Deighan is well aware that the prestige and tradition that comes with wearing a USC uniform stems largely from more traditional programs, such as football, tennis, swimming, and track and field.
“It would be wonderful if more Winter Olympic hopefuls came to USC,” said Deighan, who earlier this year was ranked as the fifth-best halfpipe skier in the United States and plans to complete on the U.S. Revolution Tour this winter. “Obviously, this school has a rich athletic tradition, but I hope maybe I can change the dynamic a little bit here. The first step to achieving that is spreading awareness about sports like skiing.”
Though the incoming freshman’s mind will be on the slopes during her time at USC, there is more to Deighan than being a competitive athlete. In 2007, she tore both her ACL and meniscus during a halfpipe race. Doctors told her repeatedly that she would never ski again, and while she ultimately proved them wrong, her 11 months of rehab away from the sport opened her eyes.

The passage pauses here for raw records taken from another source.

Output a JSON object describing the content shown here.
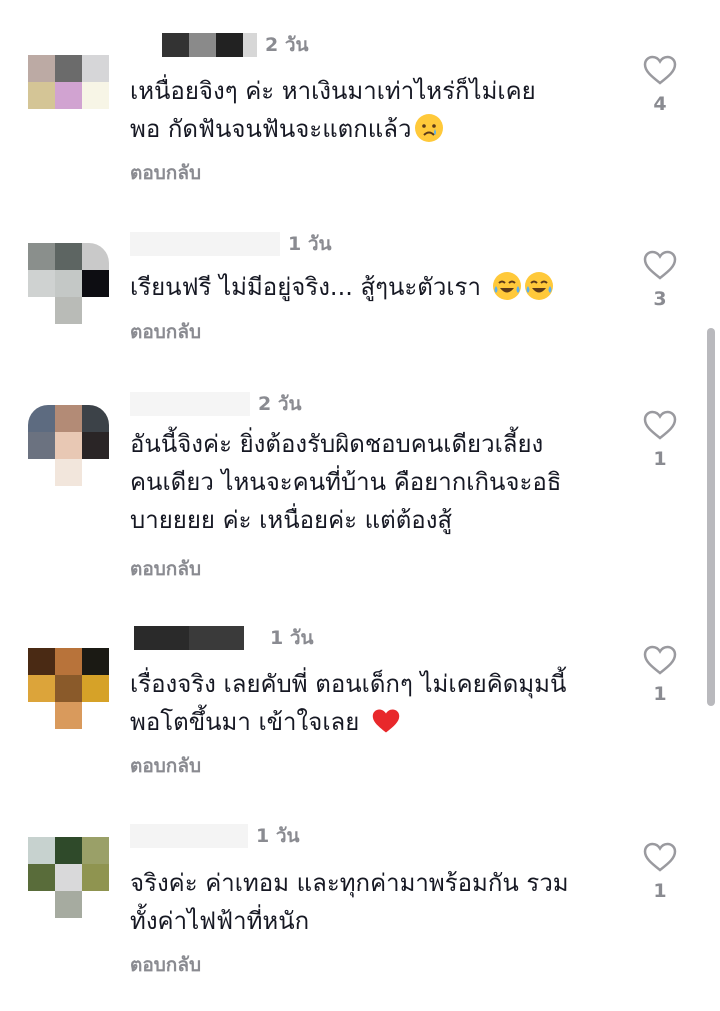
{
  "comments": [
    {
      "time": "2 วัน",
      "text": "เหนื่อยจิงๆ ค่ะ หาเงินมาเท่าไหร่ก็ไม่เคย\nพอ กัดฟันจนฟันจะแตกแล้ว",
      "emoji": "crying-face",
      "likes": "4",
      "reply": "ตอบกลับ",
      "avatar_colors": [
        "#bcaaa4",
        "#6b6b6b",
        "#d6d6d8",
        "#d4c596",
        "#d1a3d1",
        "#f7f5e6"
      ],
      "name_colors": [
        "#333333",
        "#8a8a8a",
        "#222222",
        "#d7d7d7"
      ]
    },
    {
      "time": "1 วัน",
      "text": "เรียนฟรี ไม่มีอยู่จริง... สู้ๆนะตัวเรา",
      "emoji": "tears-of-joy-face-x2",
      "likes": "3",
      "reply": "ตอบกลับ",
      "avatar_colors": [
        "#8a8f8c",
        "#5d6562",
        "#c9c9c9",
        "#cfd2d1",
        "#c4c8c6",
        "#0d0d12",
        "#ffffff",
        "#b9bbb7",
        "#ffffff"
      ],
      "name_colors": [
        "#f1f1f1",
        "#e6e6e6",
        "#f3f3f3"
      ]
    },
    {
      "time": "2 วัน",
      "text": "อันนี้จิงค่ะ ยิ่งต้องรับผิดชอบคนเดียวเลี้ยง\nคนเดียว ไหนจะคนที่บ้าน คือยากเกินจะอธิ\nบายยยย ค่ะ เหนื่อยค่ะ แต่ต้องสู้",
      "emoji": "",
      "likes": "1",
      "reply": "ตอบกลับ",
      "avatar_colors": [
        "#5d6b80",
        "#b38b76",
        "#3c4248",
        "#6b7280",
        "#e8c8b4",
        "#2a2526",
        "#ffffff",
        "#f2e6dc",
        "#ffffff"
      ],
      "name_colors": [
        "#f3f3f3",
        "#ebebeb",
        "#f5f5f5"
      ]
    },
    {
      "time": "1 วัน",
      "text": "เรื่องจริง เลยคับพี่ ตอนเด็กๆ ไม่เคยคิดมุมนี้\nพอโตขึ้นมา เข้าใจเลย",
      "emoji": "red-heart",
      "likes": "1",
      "reply": "ตอบกลับ",
      "avatar_colors": [
        "#4a2a14",
        "#b8733a",
        "#1b1a14",
        "#dca43a",
        "#8a5a2a",
        "#d6a228",
        "#ffffff",
        "#d99a5c",
        "#ffffff"
      ],
      "name_colors": [
        "#2a2a2a",
        "#3a3a3a",
        "#1f1f1f"
      ]
    },
    {
      "time": "1 วัน",
      "text": "จริงค่ะ ค่าเทอม และทุกค่ามาพร้อมกัน รวม\nทั้งค่าไฟฟ้าที่หนัก",
      "emoji": "",
      "likes": "1",
      "reply": "ตอบกลับ",
      "avatar_colors": [
        "#c7d2cf",
        "#2f4a2a",
        "#9aa068",
        "#596c3a",
        "#d9d9da",
        "#8f9450",
        "#ffffff",
        "#a6aba0",
        "#ffffff"
      ],
      "name_colors": [
        "#f2f2f2",
        "#e8e8e8",
        "#f4f4f4"
      ]
    }
  ]
}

“It’s never fun not being able to compete, but I learned a lot about myself during that time,” said Deighan, who was accepted into the USC Marshall School of Business. “It was a great opportunity for me to give back, and I did so by serving as the head of my high school’s fundraising oversight committee. Because of that experience and raising money for local charities, it piqued my curiosity going into my time at USC. I will definitely be joining multiple philanthropic clubs on campus.”
In addition, Deighan wants to immerse herself in the USC’s school spirit, whether it’s rushing a sorority or attending home football games.
“I come from Vail Mountain High School, where my graduating class was only 24 students,” Deighan said. “I can’t wait to be a part of this university.”
While her ultimate goal is to wear red, white and blue, she said deep down she’ll be most proud to represent a different medley of colors: cardinal and gold.
“I am a part of this community now, whether it’s in the classroom or with my skiing career,” Deighan said. “It’s not just me now that I am representing. I am representing an entire university. It may not be an NCAA sport. It may not be a whole team of cardinal and gold out there. But every time I compete, I will be doing so as a proud Trojan.”